The authors specifically pointed to the practice of exchanges paying rebates to broker members for order flow, “otherwise referred to as maker-taker or taker-maker pricing,” adding, “These pricing schemes as well as other fee incentives, have been generally criticized by a wide spectrum of asset managers, pension funds, endowments, members of Congress, academics and policy makers, including SEC economists, based on the potential conflict of interest it creates between brokers and their investor clients.”
The letter also highlighted some of the critical aspects of the proposal, including testing the elimination of rebates altogether.
“Without this test group, the Pilot will be of limited use to long-term investors who question the importance of rebates to overall market quality,” wrote Duggan and Pontes, who said they were writing on behalf of plans representing seven million members and $1.4 trillion in assets collectively. “Also, this will allow exchanges to compete on pricing and execution quality without imposing further price controls on the market.”
IEX Group — whose founders were at the center of Michael Lewis’s book Flash Boys, which chronicled how high-frequency traders used advanced technology and changes in regulations to skim off profits from long-term investors — supports the SEC’s proposal.

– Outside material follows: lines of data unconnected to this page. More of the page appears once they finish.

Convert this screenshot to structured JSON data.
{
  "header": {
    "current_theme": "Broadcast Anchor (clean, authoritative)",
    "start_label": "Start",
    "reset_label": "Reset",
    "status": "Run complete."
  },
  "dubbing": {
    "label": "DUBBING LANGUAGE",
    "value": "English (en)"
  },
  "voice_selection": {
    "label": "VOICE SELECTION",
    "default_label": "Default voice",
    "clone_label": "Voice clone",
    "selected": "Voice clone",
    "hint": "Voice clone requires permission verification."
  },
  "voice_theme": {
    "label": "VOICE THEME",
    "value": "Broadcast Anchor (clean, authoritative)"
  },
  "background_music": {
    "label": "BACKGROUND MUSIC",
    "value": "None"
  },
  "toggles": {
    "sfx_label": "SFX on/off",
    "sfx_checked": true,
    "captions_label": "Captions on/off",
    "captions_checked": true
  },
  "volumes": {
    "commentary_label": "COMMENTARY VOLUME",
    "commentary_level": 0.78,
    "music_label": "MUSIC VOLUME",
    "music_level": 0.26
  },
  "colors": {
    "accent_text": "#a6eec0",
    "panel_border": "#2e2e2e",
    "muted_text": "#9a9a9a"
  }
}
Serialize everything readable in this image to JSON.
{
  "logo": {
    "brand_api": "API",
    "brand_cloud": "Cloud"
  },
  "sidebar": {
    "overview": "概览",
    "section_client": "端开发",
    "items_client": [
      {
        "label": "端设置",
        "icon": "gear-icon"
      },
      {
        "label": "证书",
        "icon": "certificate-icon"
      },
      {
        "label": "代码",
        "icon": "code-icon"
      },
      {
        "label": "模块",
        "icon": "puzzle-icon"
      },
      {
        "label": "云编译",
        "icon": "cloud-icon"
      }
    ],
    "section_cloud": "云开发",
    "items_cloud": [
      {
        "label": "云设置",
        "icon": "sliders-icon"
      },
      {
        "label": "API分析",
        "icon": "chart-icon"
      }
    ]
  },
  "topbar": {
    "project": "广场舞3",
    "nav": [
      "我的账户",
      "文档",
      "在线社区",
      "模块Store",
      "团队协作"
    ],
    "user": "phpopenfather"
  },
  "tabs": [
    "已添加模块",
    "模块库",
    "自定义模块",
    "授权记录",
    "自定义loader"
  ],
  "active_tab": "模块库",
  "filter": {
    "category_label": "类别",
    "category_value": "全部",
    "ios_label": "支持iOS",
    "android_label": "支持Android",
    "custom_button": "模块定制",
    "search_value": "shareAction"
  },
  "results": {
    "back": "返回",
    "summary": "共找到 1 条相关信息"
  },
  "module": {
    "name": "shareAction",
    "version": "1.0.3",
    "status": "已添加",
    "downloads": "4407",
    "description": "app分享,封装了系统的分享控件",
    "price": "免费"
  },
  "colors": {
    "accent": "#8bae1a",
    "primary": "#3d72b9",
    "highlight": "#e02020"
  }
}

IEX does not offer rebates.
“It’s extremely rare for so many asset owners and managers to speak as one on a markets issue — their support for the transaction fee pilot shows there’s a very real conflict that needs to be addressed,” said John Ramsay, chief market policy officer at IEX.